It’s been a tricky two years for him since then – including a nightmarish 2 minute “match” against The Rock last year – but there’s something in the air right now that just made his rise to the most prestigious belt in the company inevitable. At Mania, he defends the WWE Championship against Randy Orton – another icon of an era in wrestling that won’t let go of the sport. And that really is the perfect main event for 2017 – a summary of the pivotal moment that we find ourselves in in the world. The establishment have finally given up even putting on a human face before heading up bring-your-insufferable-offspring-to-work-in-the-White-House-day. As the US stares into the oblivion of a 4 year Trump-family Presidency, while the UK gazes into the void that is a Tory-led Brexit, we are presented with two apocalypses. Either the world will end figuratively by ending their ways of live, or the world will end literally and by their hand. By embodying a caricature of their horrific ideology, Wyatt is a satircal monster to battle that end — to shake us from our slumber, and make us aware of the horror around us, and inside us and our heroes.

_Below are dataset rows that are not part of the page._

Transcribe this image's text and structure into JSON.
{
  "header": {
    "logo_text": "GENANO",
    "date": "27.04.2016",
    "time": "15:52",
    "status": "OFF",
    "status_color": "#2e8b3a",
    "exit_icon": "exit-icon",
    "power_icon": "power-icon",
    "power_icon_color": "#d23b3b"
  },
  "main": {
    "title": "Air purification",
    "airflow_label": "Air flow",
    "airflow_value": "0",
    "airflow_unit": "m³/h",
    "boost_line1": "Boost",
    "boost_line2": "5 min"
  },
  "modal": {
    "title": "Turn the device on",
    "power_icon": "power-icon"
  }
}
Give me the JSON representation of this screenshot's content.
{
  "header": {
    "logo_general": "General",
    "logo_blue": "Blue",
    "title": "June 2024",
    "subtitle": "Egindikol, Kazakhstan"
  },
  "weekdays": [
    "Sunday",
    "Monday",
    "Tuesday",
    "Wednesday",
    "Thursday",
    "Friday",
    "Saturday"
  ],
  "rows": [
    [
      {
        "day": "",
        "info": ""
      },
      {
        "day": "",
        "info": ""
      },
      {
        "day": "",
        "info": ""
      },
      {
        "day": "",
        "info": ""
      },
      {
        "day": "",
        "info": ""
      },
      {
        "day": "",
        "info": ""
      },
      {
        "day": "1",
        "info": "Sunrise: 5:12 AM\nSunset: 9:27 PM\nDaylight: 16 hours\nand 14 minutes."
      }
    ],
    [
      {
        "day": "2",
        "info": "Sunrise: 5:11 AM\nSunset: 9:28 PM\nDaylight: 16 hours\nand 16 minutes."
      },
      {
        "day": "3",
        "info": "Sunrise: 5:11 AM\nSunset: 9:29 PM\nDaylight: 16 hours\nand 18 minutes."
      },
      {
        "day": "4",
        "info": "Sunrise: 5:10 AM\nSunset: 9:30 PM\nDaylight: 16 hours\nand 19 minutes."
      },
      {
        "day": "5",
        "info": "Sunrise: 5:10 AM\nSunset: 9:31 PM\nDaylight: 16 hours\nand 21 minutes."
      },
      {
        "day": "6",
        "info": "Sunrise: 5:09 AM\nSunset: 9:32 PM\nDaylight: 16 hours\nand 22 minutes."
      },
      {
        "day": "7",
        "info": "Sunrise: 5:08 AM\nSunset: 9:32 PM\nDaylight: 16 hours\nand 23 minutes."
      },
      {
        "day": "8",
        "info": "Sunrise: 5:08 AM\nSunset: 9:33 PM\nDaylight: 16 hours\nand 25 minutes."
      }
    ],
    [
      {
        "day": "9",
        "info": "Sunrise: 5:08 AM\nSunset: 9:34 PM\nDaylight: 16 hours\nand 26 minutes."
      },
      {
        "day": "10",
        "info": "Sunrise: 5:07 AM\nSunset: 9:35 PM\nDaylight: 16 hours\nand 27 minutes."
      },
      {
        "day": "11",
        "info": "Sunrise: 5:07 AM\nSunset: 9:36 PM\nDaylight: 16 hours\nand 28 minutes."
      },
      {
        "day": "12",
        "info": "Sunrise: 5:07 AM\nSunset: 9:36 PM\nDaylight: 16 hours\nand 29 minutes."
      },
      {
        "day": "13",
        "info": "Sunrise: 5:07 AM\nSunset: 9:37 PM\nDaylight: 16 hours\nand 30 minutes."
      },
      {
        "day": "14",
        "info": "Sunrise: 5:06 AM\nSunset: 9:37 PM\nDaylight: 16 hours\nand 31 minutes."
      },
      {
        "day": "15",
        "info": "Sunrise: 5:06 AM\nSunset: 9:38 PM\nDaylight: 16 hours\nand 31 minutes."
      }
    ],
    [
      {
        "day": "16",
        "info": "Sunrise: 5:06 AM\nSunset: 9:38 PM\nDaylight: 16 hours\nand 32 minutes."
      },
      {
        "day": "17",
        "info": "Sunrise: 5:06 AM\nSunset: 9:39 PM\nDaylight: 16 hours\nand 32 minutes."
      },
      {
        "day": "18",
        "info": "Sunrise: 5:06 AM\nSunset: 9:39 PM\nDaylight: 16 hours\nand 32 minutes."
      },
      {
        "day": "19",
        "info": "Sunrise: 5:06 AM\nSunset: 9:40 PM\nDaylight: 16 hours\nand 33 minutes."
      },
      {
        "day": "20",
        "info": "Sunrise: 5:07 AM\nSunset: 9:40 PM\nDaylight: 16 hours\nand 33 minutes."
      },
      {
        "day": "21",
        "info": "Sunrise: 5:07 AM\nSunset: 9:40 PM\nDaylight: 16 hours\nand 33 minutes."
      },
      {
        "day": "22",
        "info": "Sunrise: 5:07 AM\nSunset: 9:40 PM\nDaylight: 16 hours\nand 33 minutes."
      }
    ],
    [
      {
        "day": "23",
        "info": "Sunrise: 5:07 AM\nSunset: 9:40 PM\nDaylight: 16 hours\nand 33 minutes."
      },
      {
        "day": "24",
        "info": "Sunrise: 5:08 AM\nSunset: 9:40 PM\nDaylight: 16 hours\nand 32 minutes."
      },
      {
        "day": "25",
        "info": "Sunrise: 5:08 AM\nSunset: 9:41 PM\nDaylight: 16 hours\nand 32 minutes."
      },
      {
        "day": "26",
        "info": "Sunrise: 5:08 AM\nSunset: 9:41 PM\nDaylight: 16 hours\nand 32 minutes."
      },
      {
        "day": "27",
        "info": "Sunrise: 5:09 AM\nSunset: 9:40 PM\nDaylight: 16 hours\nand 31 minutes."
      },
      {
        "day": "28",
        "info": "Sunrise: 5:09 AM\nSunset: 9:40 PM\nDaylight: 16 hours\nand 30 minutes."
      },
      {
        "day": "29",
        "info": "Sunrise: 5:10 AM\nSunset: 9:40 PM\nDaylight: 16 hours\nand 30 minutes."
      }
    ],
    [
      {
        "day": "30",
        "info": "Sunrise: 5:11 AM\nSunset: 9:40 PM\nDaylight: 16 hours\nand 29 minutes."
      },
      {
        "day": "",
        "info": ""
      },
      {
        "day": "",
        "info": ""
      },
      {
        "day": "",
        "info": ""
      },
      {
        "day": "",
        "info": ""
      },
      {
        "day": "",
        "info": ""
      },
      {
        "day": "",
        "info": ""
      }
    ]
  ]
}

So to conclude for one more year; a prediction. If Bray Wyatt wins at WrestleMania, it will signify a sea-change in popular consciousness – and while ageing has-been wrestlers may return, and bull-necked, swivel-eyed alt-Nazis might cling to the halls of power this time next year, they won’t be anything like as secure as they are now; tangible positive change could be in the air. As determined as WWE’s ownership might be to have their favoured conservative narratives come out on top, capitalists with the longevity of Vince McMahon have to acknowledge when change is in the air – and are smart enough to cash in on it, no matter how friendly they might be with the incumbent POTUS. If Bray Wyatt wins, it might be a sign that we can be the authors of an Apocalypse worth surviving – rather than hapless specs of ash to be blustered about by somebody else’s nuclear winds.
Jack Brindelli (@JackBrindelli) is a radical writer & film-maker bred and born in Norfolk, and is a University of East Anglia graduate and former world heavy-weight champion.